— What you should do —
Wherever the word "name" appears in a line of the data, that line should be copied.

** Opening Data supplied block **

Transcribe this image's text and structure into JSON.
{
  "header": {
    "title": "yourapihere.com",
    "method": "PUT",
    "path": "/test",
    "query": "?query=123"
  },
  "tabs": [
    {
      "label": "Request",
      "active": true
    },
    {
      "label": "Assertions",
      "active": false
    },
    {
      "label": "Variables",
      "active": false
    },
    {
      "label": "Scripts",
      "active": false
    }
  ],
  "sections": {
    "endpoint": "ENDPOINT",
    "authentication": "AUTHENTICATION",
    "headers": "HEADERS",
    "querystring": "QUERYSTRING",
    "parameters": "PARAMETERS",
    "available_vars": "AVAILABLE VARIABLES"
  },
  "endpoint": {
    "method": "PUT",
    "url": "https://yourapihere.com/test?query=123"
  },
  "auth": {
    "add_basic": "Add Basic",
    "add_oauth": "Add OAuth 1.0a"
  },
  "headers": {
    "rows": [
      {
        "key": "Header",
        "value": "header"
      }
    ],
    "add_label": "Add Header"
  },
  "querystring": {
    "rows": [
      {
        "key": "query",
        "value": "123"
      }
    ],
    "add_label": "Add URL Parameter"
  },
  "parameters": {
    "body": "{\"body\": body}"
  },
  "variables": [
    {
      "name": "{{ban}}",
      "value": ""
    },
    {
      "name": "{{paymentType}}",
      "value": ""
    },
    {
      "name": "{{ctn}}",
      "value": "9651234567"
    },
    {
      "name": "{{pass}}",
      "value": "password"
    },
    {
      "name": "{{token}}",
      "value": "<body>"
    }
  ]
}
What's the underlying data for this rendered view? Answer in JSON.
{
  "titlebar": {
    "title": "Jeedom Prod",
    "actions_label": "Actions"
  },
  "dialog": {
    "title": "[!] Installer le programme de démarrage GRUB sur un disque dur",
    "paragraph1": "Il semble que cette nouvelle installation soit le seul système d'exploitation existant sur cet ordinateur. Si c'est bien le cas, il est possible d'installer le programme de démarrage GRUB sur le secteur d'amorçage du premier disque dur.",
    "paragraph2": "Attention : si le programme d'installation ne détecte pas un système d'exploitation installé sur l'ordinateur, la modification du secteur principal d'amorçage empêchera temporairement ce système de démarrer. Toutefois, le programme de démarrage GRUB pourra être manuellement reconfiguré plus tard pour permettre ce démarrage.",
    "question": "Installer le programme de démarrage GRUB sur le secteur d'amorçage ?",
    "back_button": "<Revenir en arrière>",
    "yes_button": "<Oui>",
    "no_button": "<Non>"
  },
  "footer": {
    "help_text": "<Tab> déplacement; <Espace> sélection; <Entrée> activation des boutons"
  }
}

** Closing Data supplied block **

— Problem solution —
      "name": "{{ban}}",
      "name": "{{paymentType}}",
      "name": "{{ctn}}",
      "name": "{{pass}}",
      "name": "{{token}}",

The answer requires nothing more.